▸ Data provided:
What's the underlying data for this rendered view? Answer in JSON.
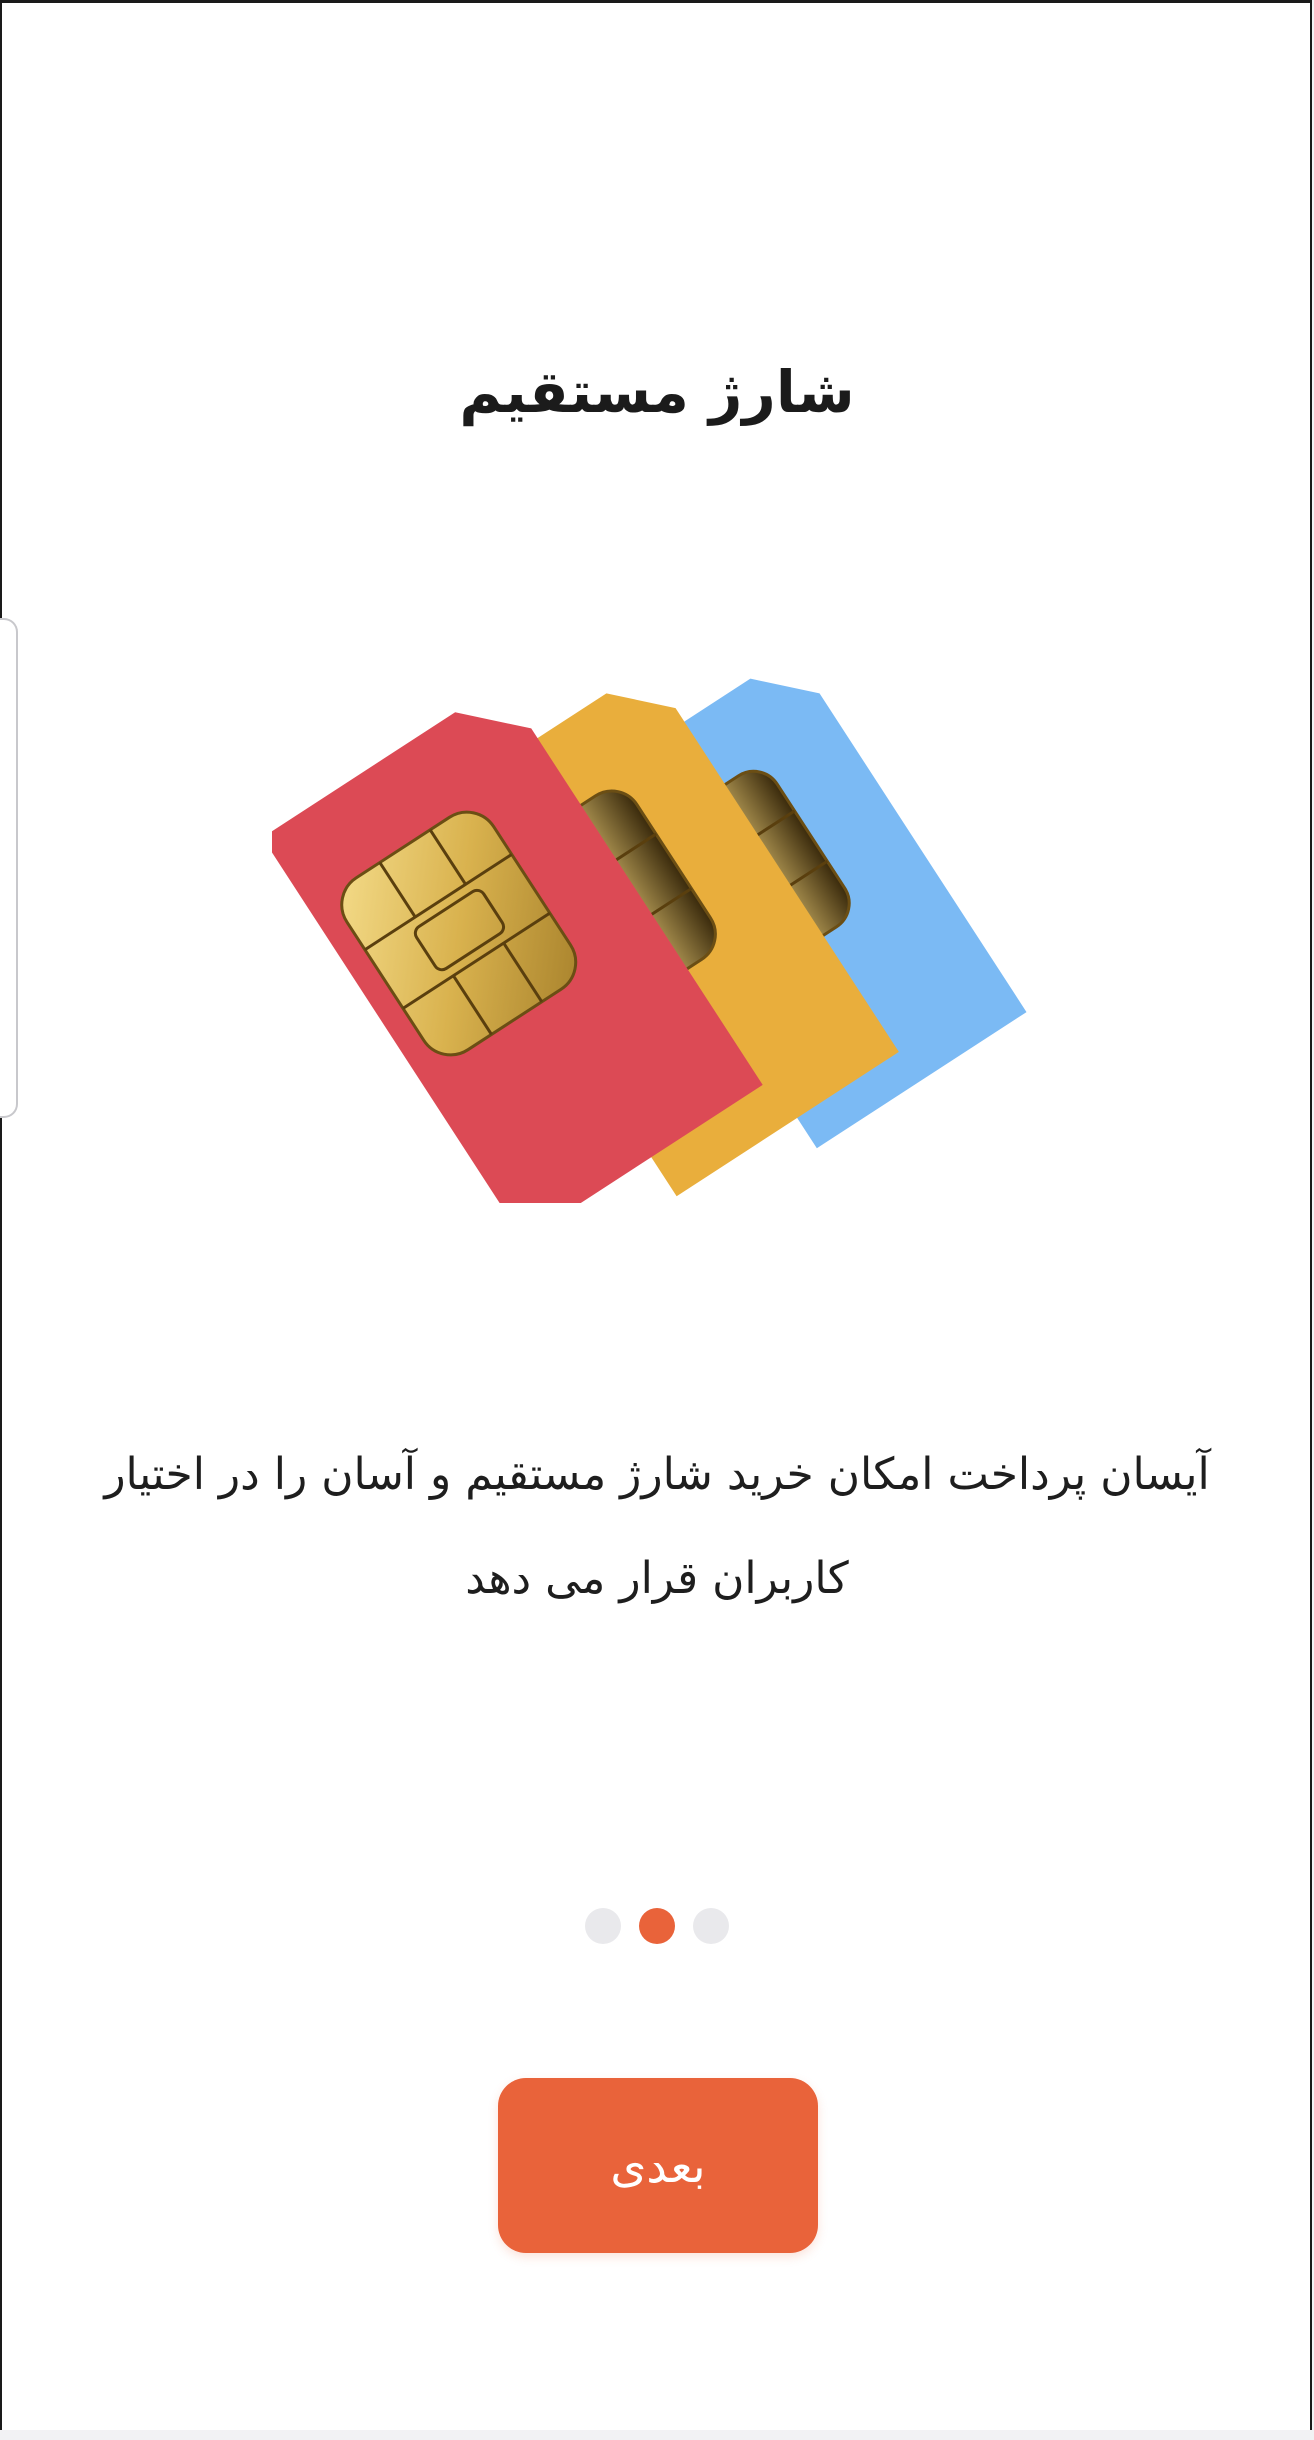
{
  "onboarding": {
    "title": "شارژ مستقیم",
    "description": "آیسان پرداخت امکان خرید شارژ مستقیم و آسان را در اختیار کاربران قرار می دهد",
    "illustration_icon": "sim-cards-icon",
    "pagination": {
      "total": 3,
      "active_index": 1
    },
    "next_label": "بعدی"
  },
  "colors": {
    "accent": "#e9633a",
    "inactive_dot": "#e9e9ec",
    "sim_red": "#dc4a55",
    "sim_yellow": "#e9ae3c",
    "sim_blue": "#7bbaf4",
    "chip_gold": "#e2c064"
  }
}
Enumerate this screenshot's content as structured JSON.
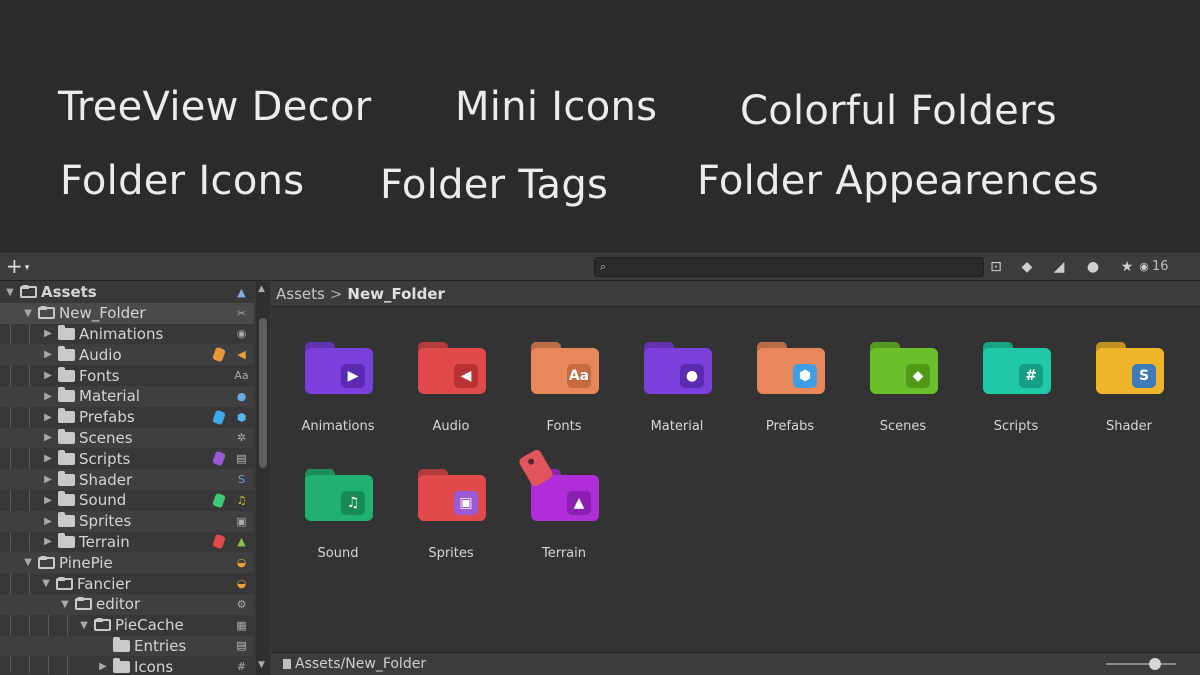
{
  "features": [
    "TreeView Decor",
    "Mini Icons",
    "Colorful Folders",
    "Folder Icons",
    "Folder Tags",
    "Folder Appearences"
  ],
  "toolbar": {
    "add_label": "+",
    "add_caret": "▾",
    "search_icon": "⌕",
    "visible_count": "16",
    "icons": [
      "search-by-type-icon",
      "filter-by-label-icon",
      "tag-icon",
      "warning-icon",
      "star-icon",
      "eye-icon"
    ]
  },
  "tree": [
    {
      "label": "Assets"
    },
    {
      "label": "New_Folder"
    },
    {
      "label": "Animations"
    },
    {
      "label": "Audio"
    },
    {
      "label": "Fonts",
      "mini": "Aa"
    },
    {
      "label": "Material"
    },
    {
      "label": "Prefabs"
    },
    {
      "label": "Scenes"
    },
    {
      "label": "Scripts"
    },
    {
      "label": "Shader"
    },
    {
      "label": "Sound"
    },
    {
      "label": "Sprites"
    },
    {
      "label": "Terrain"
    },
    {
      "label": "PinePie"
    },
    {
      "label": "Fancier"
    },
    {
      "label": "editor"
    },
    {
      "label": "PieCache"
    },
    {
      "label": "Entries"
    },
    {
      "label": "Icons",
      "mini": "#"
    }
  ],
  "breadcrumb": {
    "root": "Assets",
    "separator": ">",
    "current": "New_Folder"
  },
  "folders": [
    {
      "label": "Animations",
      "color": "#7b3fdc",
      "badge_color": "#5a2bb0",
      "badge": "▶"
    },
    {
      "label": "Audio",
      "color": "#e04a4a",
      "badge_color": "#b83232",
      "badge": "◀"
    },
    {
      "label": "Fonts",
      "color": "#e8875a",
      "badge_color": "#c66a3f",
      "badge": "Aa"
    },
    {
      "label": "Material",
      "color": "#7b3fdc",
      "badge_color": "#5a2bb0",
      "badge": "●"
    },
    {
      "label": "Prefabs",
      "color": "#e8875a",
      "badge_color": "#3f9ee8",
      "badge": "⬢"
    },
    {
      "label": "Scenes",
      "color": "#6bbf2a",
      "badge_color": "#4f9a18",
      "badge": "◆"
    },
    {
      "label": "Scripts",
      "color": "#1fc9a8",
      "badge_color": "#169e84",
      "badge": "#"
    },
    {
      "label": "Shader",
      "color": "#f0b62b",
      "badge_color": "#3f7bb8",
      "badge": "S"
    },
    {
      "label": "Sound",
      "color": "#20b070",
      "badge_color": "#178a55",
      "badge": "♫"
    },
    {
      "label": "Sprites",
      "color": "#e04a4a",
      "badge_color": "#9a5ad8",
      "badge": "▣"
    },
    {
      "label": "Terrain",
      "color": "#b02ed8",
      "badge_color": "#8a1fb0",
      "badge": "▲"
    }
  ],
  "status": {
    "path": "Assets/New_Folder"
  }
}
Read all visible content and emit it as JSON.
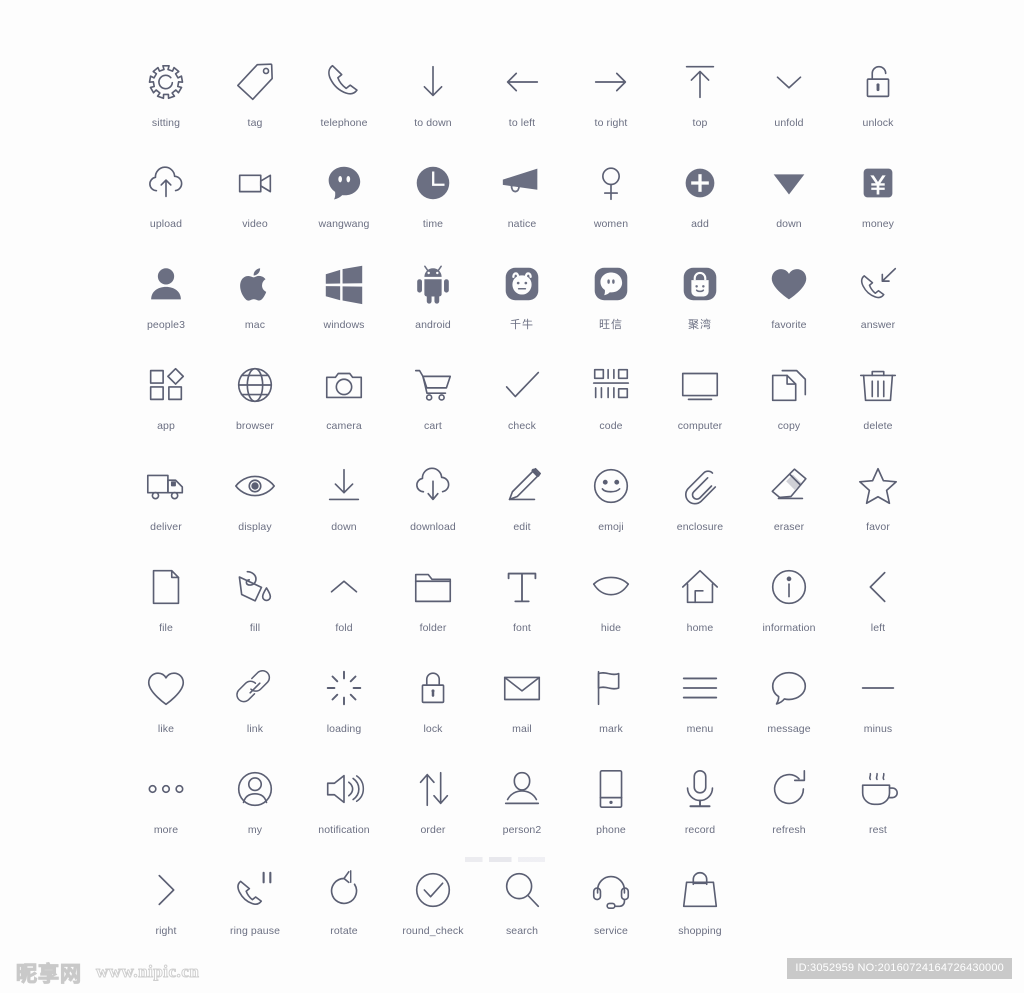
{
  "page": {
    "background": "#fdfdfd",
    "icon_stroke_color": "#5b5f73",
    "icon_fill_color": "#6b6f82",
    "label_color": "#6b6f82",
    "columns": 9,
    "rows": 9,
    "total_icons": 79
  },
  "footer": {
    "watermark_logo": "昵享网",
    "watermark_url": "www.nipic.cn",
    "id_badge": "ID:3052959 NO:20160724164726430000"
  },
  "icons": [
    {
      "label": "sitting",
      "icon": "gear-icon",
      "style": "line"
    },
    {
      "label": "tag",
      "icon": "tag-icon",
      "style": "line"
    },
    {
      "label": "telephone",
      "icon": "telephone-icon",
      "style": "line"
    },
    {
      "label": "to down",
      "icon": "arrow-down-icon",
      "style": "line"
    },
    {
      "label": "to left",
      "icon": "arrow-left-icon",
      "style": "line"
    },
    {
      "label": "to right",
      "icon": "arrow-right-icon",
      "style": "line"
    },
    {
      "label": "top",
      "icon": "arrow-to-top-icon",
      "style": "line"
    },
    {
      "label": "unfold",
      "icon": "chevron-down-icon",
      "style": "line"
    },
    {
      "label": "unlock",
      "icon": "unlock-icon",
      "style": "line"
    },
    {
      "label": "upload",
      "icon": "cloud-upload-icon",
      "style": "line"
    },
    {
      "label": "video",
      "icon": "video-camera-icon",
      "style": "line"
    },
    {
      "label": "wangwang",
      "icon": "wangwang-icon",
      "style": "solid"
    },
    {
      "label": "time",
      "icon": "clock-icon",
      "style": "solid"
    },
    {
      "label": "natice",
      "icon": "megaphone-icon",
      "style": "solid"
    },
    {
      "label": "women",
      "icon": "female-icon",
      "style": "line"
    },
    {
      "label": "add",
      "icon": "plus-circle-icon",
      "style": "solid"
    },
    {
      "label": "down",
      "icon": "triangle-down-icon",
      "style": "solid"
    },
    {
      "label": "money",
      "icon": "yen-money-icon",
      "style": "solid"
    },
    {
      "label": "people3",
      "icon": "user-avatar-icon",
      "style": "solid"
    },
    {
      "label": "mac",
      "icon": "apple-icon",
      "style": "solid"
    },
    {
      "label": "windows",
      "icon": "windows-icon",
      "style": "solid"
    },
    {
      "label": "android",
      "icon": "android-icon",
      "style": "solid"
    },
    {
      "label": "千牛",
      "icon": "qianniu-icon",
      "style": "solid"
    },
    {
      "label": "旺信",
      "icon": "wangxin-icon",
      "style": "solid"
    },
    {
      "label": "聚湾",
      "icon": "juwan-bag-icon",
      "style": "solid"
    },
    {
      "label": "favorite",
      "icon": "heart-filled-icon",
      "style": "solid"
    },
    {
      "label": "answer",
      "icon": "answer-call-icon",
      "style": "line"
    },
    {
      "label": "app",
      "icon": "app-grid-icon",
      "style": "line"
    },
    {
      "label": "browser",
      "icon": "globe-icon",
      "style": "line"
    },
    {
      "label": "camera",
      "icon": "camera-icon",
      "style": "line"
    },
    {
      "label": "cart",
      "icon": "cart-icon",
      "style": "line"
    },
    {
      "label": "check",
      "icon": "check-icon",
      "style": "line"
    },
    {
      "label": "code",
      "icon": "code-icon",
      "style": "line"
    },
    {
      "label": "computer",
      "icon": "monitor-icon",
      "style": "line"
    },
    {
      "label": "copy",
      "icon": "copy-icon",
      "style": "line"
    },
    {
      "label": "delete",
      "icon": "trash-icon",
      "style": "line"
    },
    {
      "label": "deliver",
      "icon": "truck-icon",
      "style": "line"
    },
    {
      "label": "display",
      "icon": "eye-icon",
      "style": "line"
    },
    {
      "label": "down",
      "icon": "download-bar-icon",
      "style": "line"
    },
    {
      "label": "download",
      "icon": "cloud-download-icon",
      "style": "line"
    },
    {
      "label": "edit",
      "icon": "pencil-icon",
      "style": "line"
    },
    {
      "label": "emoji",
      "icon": "smiley-icon",
      "style": "line"
    },
    {
      "label": "enclosure",
      "icon": "paperclip-icon",
      "style": "line"
    },
    {
      "label": "eraser",
      "icon": "eraser-icon",
      "style": "line"
    },
    {
      "label": "favor",
      "icon": "star-icon",
      "style": "line"
    },
    {
      "label": "file",
      "icon": "file-icon",
      "style": "line"
    },
    {
      "label": "fill",
      "icon": "paint-bucket-icon",
      "style": "line"
    },
    {
      "label": "fold",
      "icon": "chevron-up-icon",
      "style": "line"
    },
    {
      "label": "folder",
      "icon": "folder-icon",
      "style": "line"
    },
    {
      "label": "font",
      "icon": "font-t-icon",
      "style": "line"
    },
    {
      "label": "hide",
      "icon": "eye-closed-icon",
      "style": "line"
    },
    {
      "label": "home",
      "icon": "home-icon",
      "style": "line"
    },
    {
      "label": "information",
      "icon": "info-circle-icon",
      "style": "line"
    },
    {
      "label": "left",
      "icon": "chevron-left-icon",
      "style": "line"
    },
    {
      "label": "like",
      "icon": "heart-outline-icon",
      "style": "line"
    },
    {
      "label": "link",
      "icon": "link-icon",
      "style": "line"
    },
    {
      "label": "loading",
      "icon": "spinner-icon",
      "style": "line"
    },
    {
      "label": "lock",
      "icon": "lock-icon",
      "style": "line"
    },
    {
      "label": "mail",
      "icon": "mail-icon",
      "style": "line"
    },
    {
      "label": "mark",
      "icon": "flag-icon",
      "style": "line"
    },
    {
      "label": "menu",
      "icon": "hamburger-menu-icon",
      "style": "line"
    },
    {
      "label": "message",
      "icon": "speech-bubble-icon",
      "style": "line"
    },
    {
      "label": "minus",
      "icon": "minus-icon",
      "style": "line"
    },
    {
      "label": "more",
      "icon": "ellipsis-icon",
      "style": "line"
    },
    {
      "label": "my",
      "icon": "user-circle-icon",
      "style": "line"
    },
    {
      "label": "notification",
      "icon": "speaker-icon",
      "style": "line"
    },
    {
      "label": "order",
      "icon": "sort-arrows-icon",
      "style": "line"
    },
    {
      "label": "person2",
      "icon": "person-icon",
      "style": "line"
    },
    {
      "label": "phone",
      "icon": "mobile-phone-icon",
      "style": "line"
    },
    {
      "label": "record",
      "icon": "microphone-icon",
      "style": "line"
    },
    {
      "label": "refresh",
      "icon": "refresh-icon",
      "style": "line"
    },
    {
      "label": "rest",
      "icon": "coffee-cup-icon",
      "style": "line"
    },
    {
      "label": "right",
      "icon": "chevron-right-icon",
      "style": "line"
    },
    {
      "label": "ring pause",
      "icon": "call-pause-icon",
      "style": "line"
    },
    {
      "label": "rotate",
      "icon": "rotate-icon",
      "style": "line"
    },
    {
      "label": "round_check",
      "icon": "check-circle-icon",
      "style": "line"
    },
    {
      "label": "search",
      "icon": "search-icon",
      "style": "line"
    },
    {
      "label": "service",
      "icon": "headset-icon",
      "style": "line"
    },
    {
      "label": "shopping",
      "icon": "shopping-bag-icon",
      "style": "line"
    }
  ]
}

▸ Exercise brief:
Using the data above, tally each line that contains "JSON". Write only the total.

▸ The completed task:
3